For most of his life the world had beaten into Vimes (usually in a very real sense) a rock-solid self-reliance. It had also driven him to drink and loneliness, so that while he may have been protecting himself, there wasn't much left there to protect. And certainly nothing to respect. But now everything was different. He was surrounded by a competent Watch team (and Fred and Nobby), had a wife who loved him and a child that waited for him to come home each night. They needed him, and he'd found that, little by little, he'd grown to need all of them.
'How long was it for again?' he said in quiet desperation. 'The detail seems to have slipped my mind.'
'Two weeks,' Angua replied.
Double bugger. That was a lot of time for the Wagon of Administration to plunge over the Cliff of Accountability and onto the Rocks of Explanation. Possibly then even, gods-help-us, rolling into the River of Audit. He shuddered.
'He's not a labourer, that's for sure,' said Cheery, breaking Vimes's mortifying train of thought. 'Hands way too smooth. But there's ink there on the fingertips, and callouses on the fingers of the right hand. There's also some numbers written on his wrist. Just random figures as far as I can tell.'
'Which means ...?' asked Lawn.
'He was a writer of sorts, but a well-fed one. He wasn't short of gold.'
'Angua, can you add some more colour?' Vimes asked.
Angua strode forward. Having a werewolf on the Watch may have its challenges but superhuman strength and an ability to track a fart through a bean factory were considerable compensations. She bent down and sniffed to corpse from top to toe, lingering in patches, and then she raised her head.
'That's quality ink on his fingers and the perfume could only come from Maison d'Ankh,' she said.

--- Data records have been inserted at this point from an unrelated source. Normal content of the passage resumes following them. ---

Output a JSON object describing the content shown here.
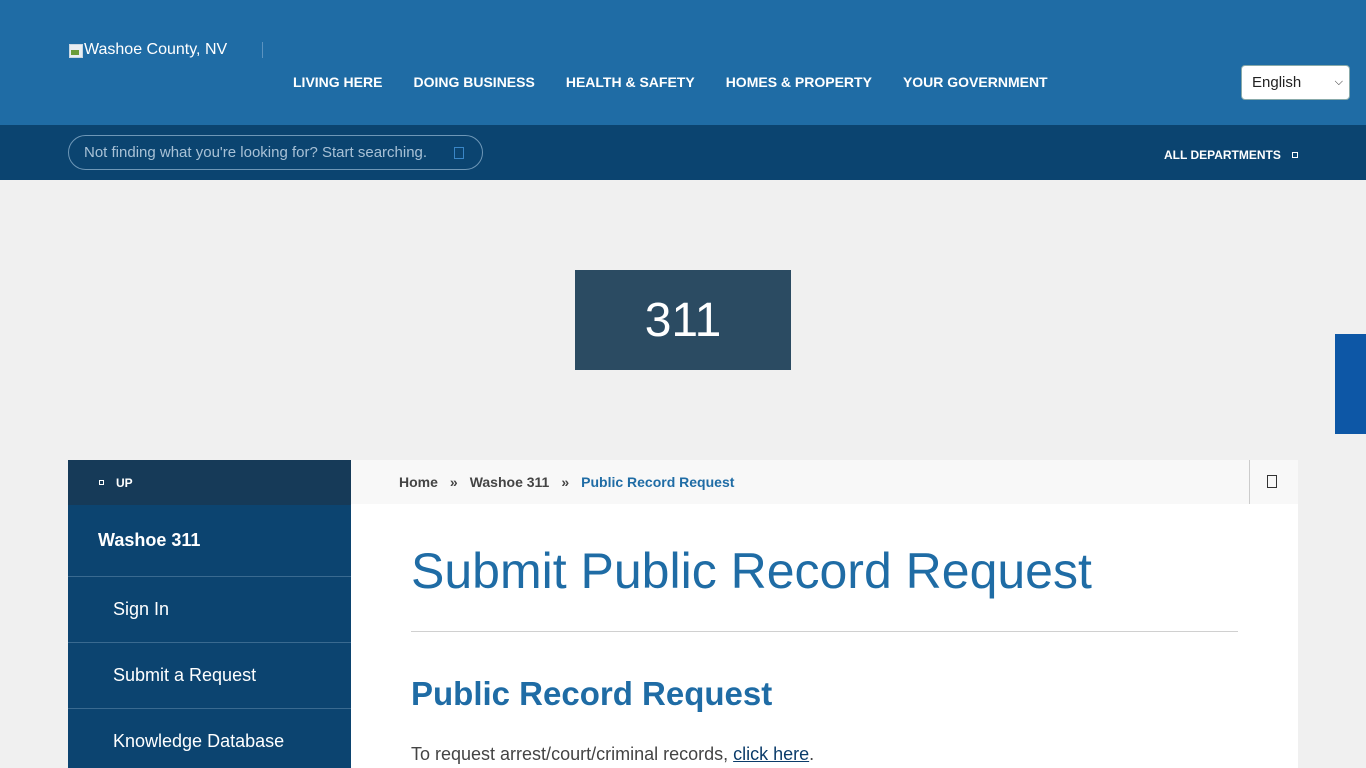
{
  "header": {
    "logo_alt": "Washoe County, NV",
    "nav": [
      "LIVING HERE",
      "DOING BUSINESS",
      "HEALTH & SAFETY",
      "HOMES & PROPERTY",
      "YOUR GOVERNMENT"
    ],
    "language": "English"
  },
  "search": {
    "placeholder": "Not finding what you're looking for? Start searching.",
    "all_departments": "ALL DEPARTMENTS"
  },
  "hero": {
    "title": "311"
  },
  "sidebar": {
    "up_label": "UP",
    "title": "Washoe 311",
    "items": [
      "Sign In",
      "Submit a Request",
      "Knowledge Database"
    ]
  },
  "breadcrumb": {
    "home": "Home",
    "sep": "»",
    "parent": "Washoe 311",
    "current": "Public Record Request"
  },
  "main": {
    "title": "Submit Public Record Request",
    "subtitle": "Public Record Request",
    "body_prefix": "To request arrest/court/criminal records, ",
    "body_link": "click here",
    "body_suffix": "."
  },
  "colors": {
    "header_blue": "#1f6ca5",
    "search_bar": "#0b4470",
    "hero_box": "#2b4b62",
    "sidebar": "#0c4470",
    "accent_link": "#1f6ca5"
  }
}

'Wonderful. Now we don't just have a Crime we've got a Someone,' said Vimes to the uncaring world in general.